Accounts of The Jam, the Grateful Dead, Alice Cooper and Belle and Sebastian come from the back.
Seiobo There Below, translated by Ottilie Mulzet, is László Krasznahorkai's most recent novel in English.
The sudden death in the last scene of Monday's Game of Thrones was a cliffhanger, nothing more.
Jam, not bombs.
Three new books explore the modern information assault - and how to survive it.
What did Shaw admire in Nietzsche? In the absence of God, both were seeking a purpose.
In his memoir Instrumental, it feels at times as though Rhodes is daring you to dismiss him, to find his story trivial or inferior.
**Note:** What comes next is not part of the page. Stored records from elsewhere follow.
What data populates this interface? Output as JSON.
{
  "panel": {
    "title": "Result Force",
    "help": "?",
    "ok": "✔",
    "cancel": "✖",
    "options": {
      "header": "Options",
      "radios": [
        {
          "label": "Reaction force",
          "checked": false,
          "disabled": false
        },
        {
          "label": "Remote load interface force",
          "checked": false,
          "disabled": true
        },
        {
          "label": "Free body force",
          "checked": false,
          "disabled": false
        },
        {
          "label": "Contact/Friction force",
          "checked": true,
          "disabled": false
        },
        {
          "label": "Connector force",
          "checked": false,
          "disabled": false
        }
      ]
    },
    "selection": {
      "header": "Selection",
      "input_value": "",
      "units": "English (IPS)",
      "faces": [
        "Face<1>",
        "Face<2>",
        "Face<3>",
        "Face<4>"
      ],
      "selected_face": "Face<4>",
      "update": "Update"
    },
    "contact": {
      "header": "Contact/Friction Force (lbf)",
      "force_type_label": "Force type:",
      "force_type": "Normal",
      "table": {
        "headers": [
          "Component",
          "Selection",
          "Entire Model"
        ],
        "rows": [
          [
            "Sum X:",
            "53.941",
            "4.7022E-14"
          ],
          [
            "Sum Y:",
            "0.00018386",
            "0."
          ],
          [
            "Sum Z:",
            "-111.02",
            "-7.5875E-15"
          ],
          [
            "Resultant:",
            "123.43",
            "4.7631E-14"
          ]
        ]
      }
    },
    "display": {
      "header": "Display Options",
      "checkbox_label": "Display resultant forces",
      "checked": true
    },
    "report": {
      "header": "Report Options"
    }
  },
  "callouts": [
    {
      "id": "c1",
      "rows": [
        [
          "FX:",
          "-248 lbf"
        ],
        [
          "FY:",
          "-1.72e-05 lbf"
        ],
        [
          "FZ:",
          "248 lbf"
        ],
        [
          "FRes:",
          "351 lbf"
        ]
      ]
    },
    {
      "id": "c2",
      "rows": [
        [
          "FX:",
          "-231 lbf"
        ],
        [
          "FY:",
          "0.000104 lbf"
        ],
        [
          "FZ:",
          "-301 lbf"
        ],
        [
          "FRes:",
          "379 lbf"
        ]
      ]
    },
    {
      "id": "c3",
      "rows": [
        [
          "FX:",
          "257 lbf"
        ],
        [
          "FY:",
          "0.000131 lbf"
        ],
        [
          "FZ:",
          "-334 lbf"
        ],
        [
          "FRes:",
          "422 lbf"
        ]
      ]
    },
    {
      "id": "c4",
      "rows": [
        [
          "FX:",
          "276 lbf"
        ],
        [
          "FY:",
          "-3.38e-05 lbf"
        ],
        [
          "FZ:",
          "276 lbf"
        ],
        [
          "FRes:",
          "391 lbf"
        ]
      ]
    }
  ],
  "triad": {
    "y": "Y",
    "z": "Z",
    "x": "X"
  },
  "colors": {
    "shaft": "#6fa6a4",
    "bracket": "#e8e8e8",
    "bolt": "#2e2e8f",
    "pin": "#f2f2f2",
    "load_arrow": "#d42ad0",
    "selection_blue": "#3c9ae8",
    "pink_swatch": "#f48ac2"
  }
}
Over the past 30 years, virtually all of Kundera’s innovations have been either imitated or overtaken. Kundera's challenge is to outlive his own novelty.
The so-called new nature writing has become a publishing phenomenon, but how much do its authors truly care about our wild places?
A visit to Sweny's chemist in Dublin, which still sells the soap Leopold Bloom buys in Ulysses, reveals those who are keeping the book alive.
Die Entführung aus dem Serail, or The Abduction from the Seraglio, hits the spot when staged at Glyndebourne.
Anthony Barnett, founder of openDemocracy and New Statesman contributor, writes a fiery response to our recent magazine package on Magna Carta.
Permanence and finality in video games can help us be better at understanding, and talking about, mental health issues.
Plus: the tube map is rubbish.
I loved Birthday, but the bloggers were mostly unable to see beyond personal experience in the matter of art.
Ryan Gilbey reviews two sequels: The Look of Silence and Jurassic World.
It's the quickest shortcut to gravitas. T S Eliot has been stolen by actors, like burglars with the crown jewels.
The actor passes away after respiratory problems and heart failure.
Parliamentary democracy, trial by jury or habeas corpus - it can be argued that all these flowed from this document.
As we congratulate ourselves on Magna Carta, let us remember that it came into being 150 years after the Norman Conquest and was probably greatly influenced by the French.
Amitav Ghosh’s new novel, Flood of Fire, takes you to the end of its exploring, only to hint that the story is just beginning.
As Shoes: Pleasure and Pain opens at London’s V&A, Jane Shilling explores why our footwear carries such emotional weight.
Bob Stanley unpicks the recording industry’s tangled history of takeovers, piracy and changing technology.
Charlotte Gordon has managed to produce that rare thing, a work of genuinely popular history.
No coincidence that the most celebrated of all the waymarks on the road to freedom under the law was sealed by England’s most appalling king.
That evil is banal has been observed. The route to it in the case of the Tsarnaevs was a meandering path to which hindsight can bring little meaningful insight.
Here, as so often in our history, it is property rights that secure individual freedom.
Looking back at the exploitation enterprise of Menahem Golan and Yoram Globus's cinematic output.
I realise the purpose is to make me feel like a war criminal. Sorry, tweeters, I don’t.
The US director is continuing to expose the stories of Indonesia's past atrocities, and sees film as a conduit to subjects investigative journalism no longer has the resources to reach.